Exercise description> Where the word "label" appears in a line below, copy the whole line.

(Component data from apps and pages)
● ● ● ● ●

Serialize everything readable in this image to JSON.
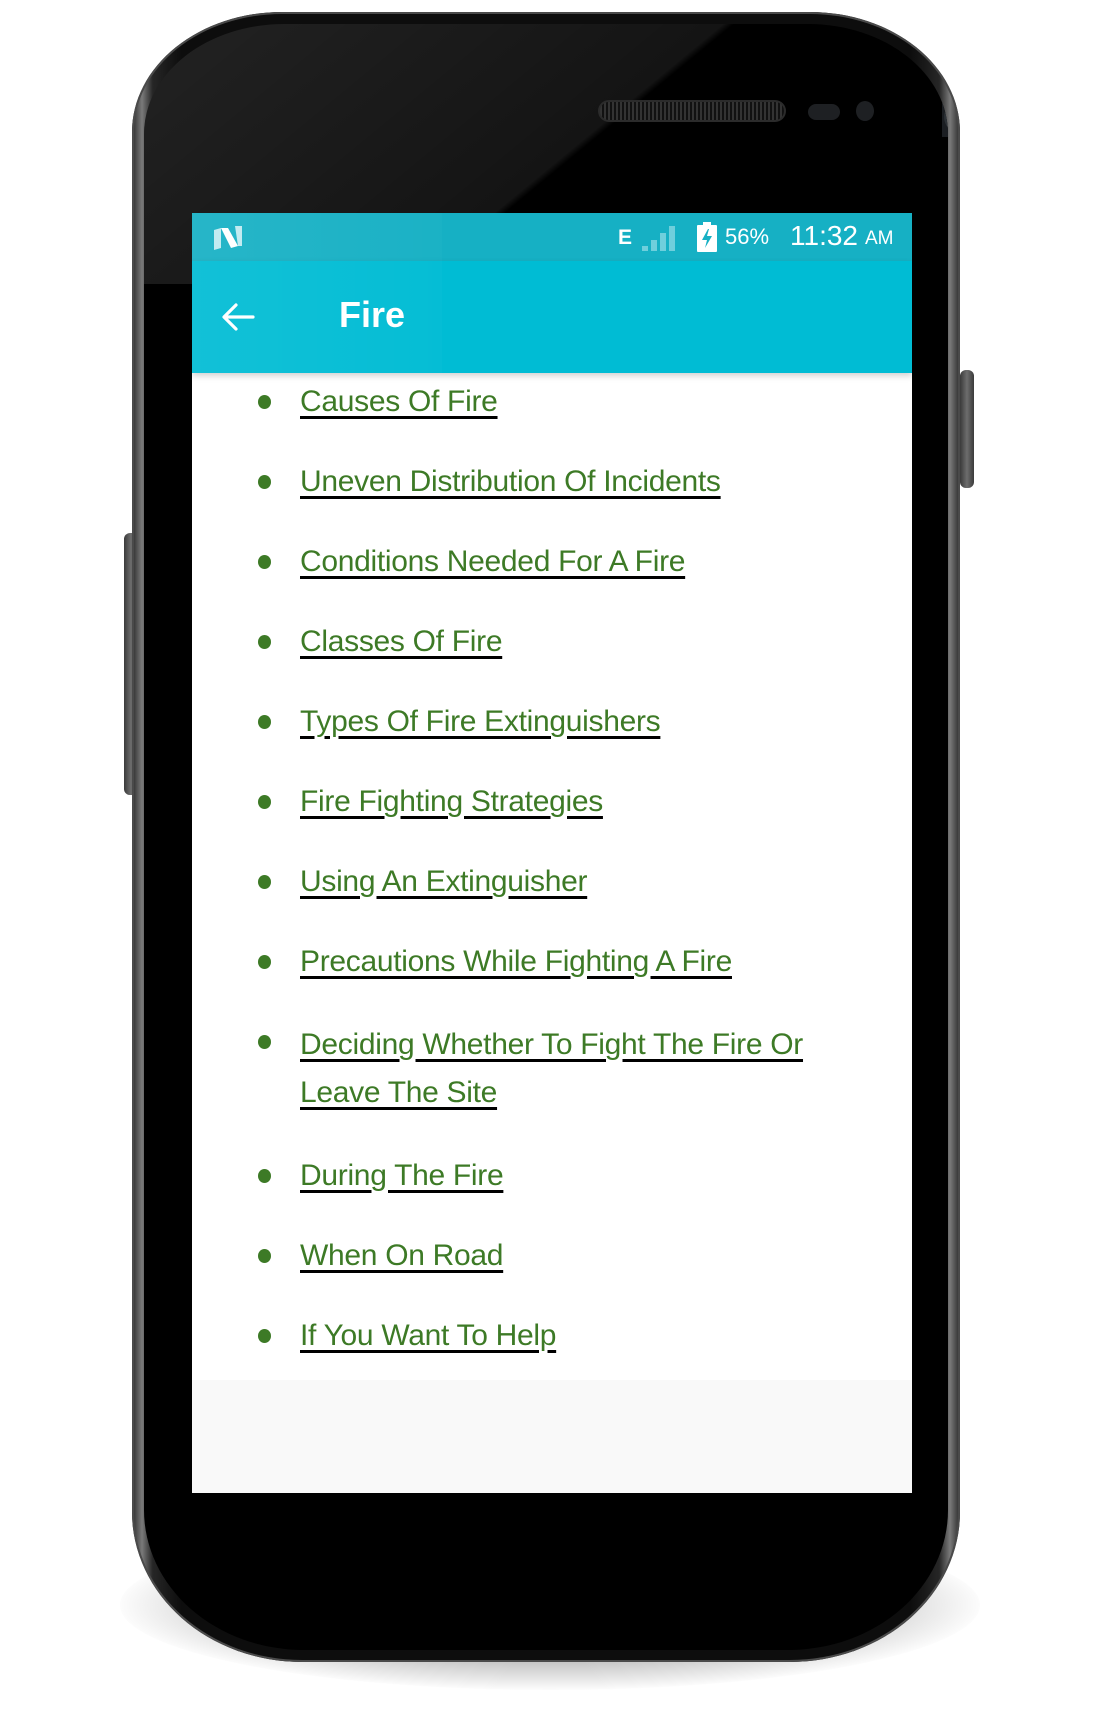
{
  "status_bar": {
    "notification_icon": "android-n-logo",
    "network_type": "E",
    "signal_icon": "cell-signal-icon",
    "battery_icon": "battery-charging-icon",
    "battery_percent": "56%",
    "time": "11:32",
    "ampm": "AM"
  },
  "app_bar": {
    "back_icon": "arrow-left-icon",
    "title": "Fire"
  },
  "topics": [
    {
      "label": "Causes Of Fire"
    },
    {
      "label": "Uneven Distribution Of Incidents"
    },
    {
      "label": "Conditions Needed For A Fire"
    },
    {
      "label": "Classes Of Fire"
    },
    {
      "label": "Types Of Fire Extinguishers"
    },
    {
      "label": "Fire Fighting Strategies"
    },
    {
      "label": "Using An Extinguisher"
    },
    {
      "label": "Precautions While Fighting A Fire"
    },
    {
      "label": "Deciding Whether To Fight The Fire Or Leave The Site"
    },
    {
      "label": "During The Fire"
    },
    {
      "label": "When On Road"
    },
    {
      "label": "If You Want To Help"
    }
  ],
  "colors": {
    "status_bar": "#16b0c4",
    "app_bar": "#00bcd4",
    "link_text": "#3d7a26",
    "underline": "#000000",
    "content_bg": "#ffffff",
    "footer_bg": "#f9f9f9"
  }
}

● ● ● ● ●

Result>
      "label": "Causes Of Fire"
      "label": "Uneven Distribution Of Incidents"
      "label": "Conditions Needed For A Fire"
      "label": "Classes Of Fire"
      "label": "Types Of Fire Extinguishers"
      "label": "Fire Fighting Strategies"
      "label": "Using An Extinguisher"
      "label": "Precautions While Fighting A Fire"
      "label": "Deciding Whether To Fight The Fire Or Leave The Site"
      "label": "During The Fire"
      "label": "When On Road"
      "label": "If You Want To Help"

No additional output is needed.